• Australia: Barossa for the Barossa field (first oil in 2025).

Central and South America: There are many projects currently under construction in Central and South America, particularly in Brazil, Guyana and Mexico. In addition, IHS Markit believes that 5 more FPSOs will be awarded for South America in 2021: 4 newbuild and 1 conversion.

Some of the awarded and planned projects in this region include:

• Mexico: FPSO MIAMTE MV34 for the Amoca field (first oil in 2022).

• Brazil (a few of several projects): Carioca MV30 for the Sepia field (first oil in 2021); Guanabara MV31 for the Mero field (1 of 4 for the Mero field; first oil in 2022); P-71 for the Itapu field (first oil in 2021); Anita Garibaldi MV33 for the Marlim field (1 of 2 for the field); first oil in 2023); Almirante Barroso MV32 for the Buzios field (1 of 4 for the field; first oil in 2023).

• Guyana: Liza Unity for the Liza field (first oil in 2022).

Europe, Middle East and Africa: FPSOs are expanding their presence in Europe and Africa. While not a totally new concept, the region has been showing renewed enthusiasm for floating production, storage, and offloading (FPSO) vessels.

IHS Markit data reveals that there are currently six FPSO projects under construction between the regions of Europe, Middle East and Africa.

In Mauritiana, one FPSO newbuild is underway while one FPSO conversion is being constructed in Senegal. Similarly, one newbuild project is ongoing in the UK while two projects, one newbuild and one relocation are listed under Norway. Moreover, IHS Markit believes that one FPSO newbuild will be awarded for United Kingdom in 2021.

Some of the awarded and planned projects in this region include:

• Mauritania: Tortue for the Ahmeyim field (first oil in 2023).

• Senegal: Sangomar for the SNE-1 field (first oil in 2023).

• Norway: Johan Castberg for the Johan Castberg field (first oil in 2023); Jotun A relocation for the Balder field (first oil in 2022).

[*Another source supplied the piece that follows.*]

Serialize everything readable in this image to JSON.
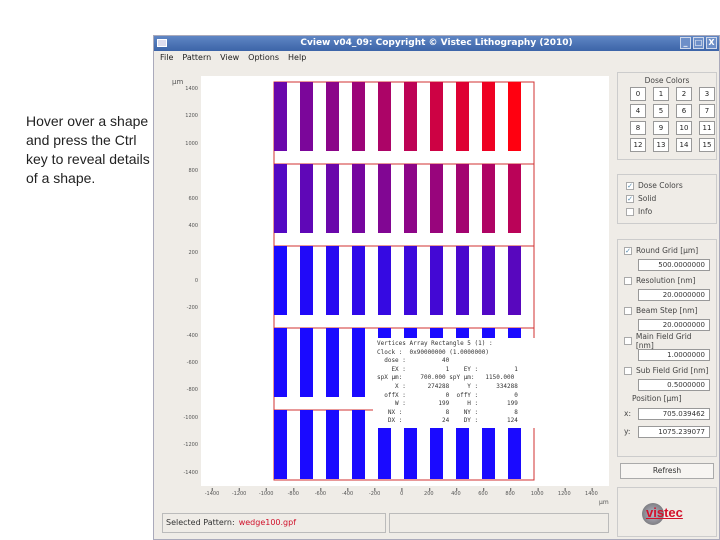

• United Kingdom: Penguins for the Penguins field (first oil in 2022); Cambo for the Cambo field (first oil in 2024).

• Israel: Energean Power for the Karish field (first oil in 2021).